My daughter has a genetic diagnosis of tri-translocation of the 8th and 10th chromosome. Colleen is very aware of her world but is verbally limited, and has further medical issues along with her primary diagnosis: a hole in her heart, diminished walking after years of surgeries on her hips and legs, many allergies, asthma. The biggest challenge with any kind of procedure, however, is her breathing issues around surgery: It is very hard to wake her up from anesthesia.

Colleen is very lucky to have a wonderful dentist in our own neighborhood. Travel is a big hindrance for many individuals and families with disabilities. She has gone to the same dental practice her entire life—he is a kind doctor, and very sensitive to Colleen’s feelings and her comfort level while in his office.

Colleen, like many individuals with disabilities, has big difficulties with changes to established routines, and they are very aware of that issue and work with us to keep her experiences predictable from visit to visit.

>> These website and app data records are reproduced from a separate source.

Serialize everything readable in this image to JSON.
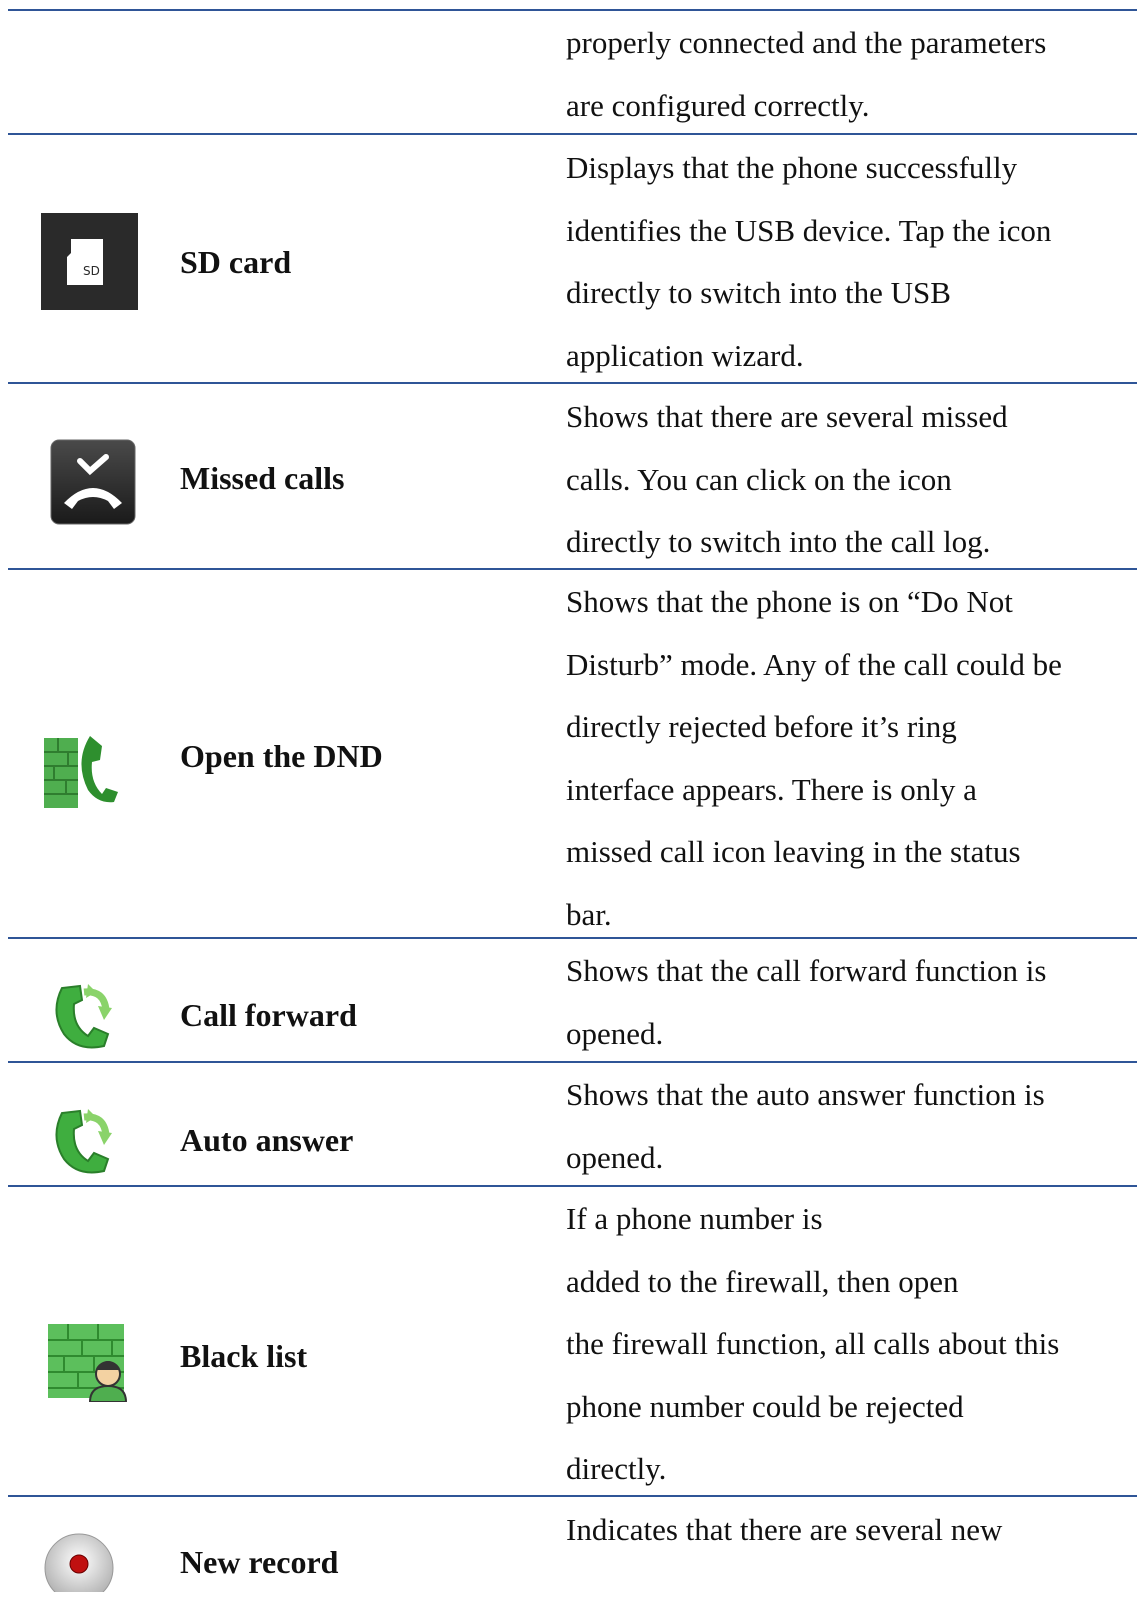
{
  "rows": [
    {
      "name": "",
      "icon": "",
      "description": [
        "properly connected and the parameters",
        "are configured correctly."
      ]
    },
    {
      "name": "SD card",
      "icon": "sd-card-icon",
      "description": [
        "Displays that the phone successfully",
        "identifies the USB device. Tap the icon",
        "directly to switch into the USB",
        "application wizard."
      ]
    },
    {
      "name": "Missed calls",
      "icon": "missed-call-icon",
      "description": [
        "Shows that there are several missed",
        "calls.   You can click on the icon",
        "directly to switch into the call log."
      ]
    },
    {
      "name": "Open the DND",
      "icon": "dnd-icon",
      "description": [
        "Shows that the phone is on “Do Not",
        "Disturb” mode. Any of the call could be",
        "directly rejected before it’s ring",
        "interface appears. There is only a",
        "missed call icon leaving in the status",
        "bar."
      ]
    },
    {
      "name": "Call forward",
      "icon": "call-forward-icon",
      "description": [
        "Shows that the call forward function is",
        "opened."
      ]
    },
    {
      "name": "Auto answer",
      "icon": "auto-answer-icon",
      "description": [
        "Shows that the auto answer function is",
        "opened."
      ]
    },
    {
      "name": "Black list",
      "icon": "black-list-icon",
      "description": [
        "If a phone number is",
        "added to the firewall, then open",
        "the firewall function, all calls about this",
        "phone number could be rejected",
        "directly."
      ]
    },
    {
      "name": "New record",
      "icon": "record-icon",
      "description": [
        "Indicates that there are several new"
      ]
    }
  ],
  "colors": {
    "rule": "#2f5597",
    "text": "#111111",
    "icon_dark": "#2a2a2a",
    "icon_green": "#5cc85a",
    "record_red": "#c01010"
  }
}
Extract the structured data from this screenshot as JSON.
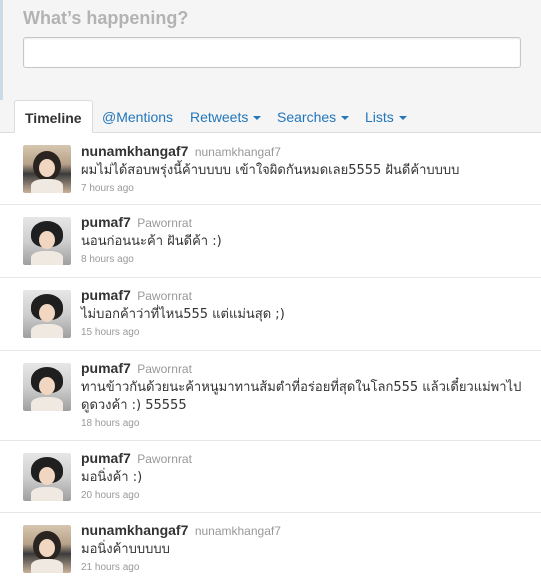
{
  "compose": {
    "title": "What’s happening?",
    "value": ""
  },
  "tabs": [
    {
      "label": "Timeline"
    },
    {
      "label": "@Mentions"
    },
    {
      "label": "Retweets"
    },
    {
      "label": "Searches"
    },
    {
      "label": "Lists"
    }
  ],
  "tweets": [
    {
      "username": "nunamkhangaf7",
      "fullname": "nunamkhangaf7",
      "text": "ผมไม่ได้สอบพรุ่งนี้ค้าบบบบ เข้าใจผิดกันหมดเลย5555 ฝันดีค้าบบบบ",
      "time": "7 hours ago"
    },
    {
      "username": "pumaf7",
      "fullname": "Pawornrat",
      "text": "นอนก่อนนะค้า ฝันดีค้า :)",
      "time": "8 hours ago"
    },
    {
      "username": "pumaf7",
      "fullname": "Pawornrat",
      "text": "ไม่บอกค้าว่าที่ไหน555 แต่แม่นสุด ;)",
      "time": "15 hours ago"
    },
    {
      "username": "pumaf7",
      "fullname": "Pawornrat",
      "text": "ทานข้าวกันด้วยนะค้าหนูมาทานส้มตำที่อร่อยที่สุดในโลก555 แล้วเดี๋ยวแม่พาไปดูดวงค้า :) 55555",
      "time": "18 hours ago"
    },
    {
      "username": "pumaf7",
      "fullname": "Pawornrat",
      "text": "มอนิ่งค้า :)",
      "time": "20 hours ago"
    },
    {
      "username": "nunamkhangaf7",
      "fullname": "nunamkhangaf7",
      "text": "มอนิ่งค้าบบบบบ",
      "time": "21 hours ago"
    }
  ]
}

We count ourselves lucky to have found and developed a relationship with such a sympathetic and caring practice, as finding such care for people with special needs is so acutely difficult for families in our community. My daughter has challenges in medical settings that are familiar to many: She is very aware of everyone around her and she is not comfortable with someone being behind her that she cannot see.

The staff must be in front of her or beside her while caring for her. The noise of the instrument’s scares her, so she can’t have fillings done while she is awake.

Not many dentists are willing to accept risky patients like Colleen. The other very big roadblock for individuals like her, people that cannot be cared for at a limited surgical center but instead need to go to the hospital for care, is that it is hard to find a hospital that will accept individuals with her needs and sensitivities. It is even harder yet to find an anesthesiologist that will take people like her on.

Many insurance companies also will not cover an overnight stay for a dental procedure, even if it is required for some individuals’ care. Many need that extra time to come out of anesthesia and wake up safely, and to make sure that their breathing is healthy.

Further, insurance companies and Medicaid will not pay for corrective or cosmetic surgery or care. It is cheaper to pull a tooth than try and save a tooth for Medicaid patients. As a result, many individuals with disabilities who have dental issues will eventually end up with no teeth, leading to issues with digestion and creating dangerous conditions like an increased risk for choking on food. Inadequate coverage options can have a big, dangerous impact on the livelihoods of people with disabilities in our care.

Individuals with disabilities have the right to quality, safe dental care like anyone else. It’s important to train dentists and hospitals to anticipate and accommodate such need. With that extra care, training, and sensitivity, we can hope to see a world where dentists like my daughter’s are the norm, not the exception.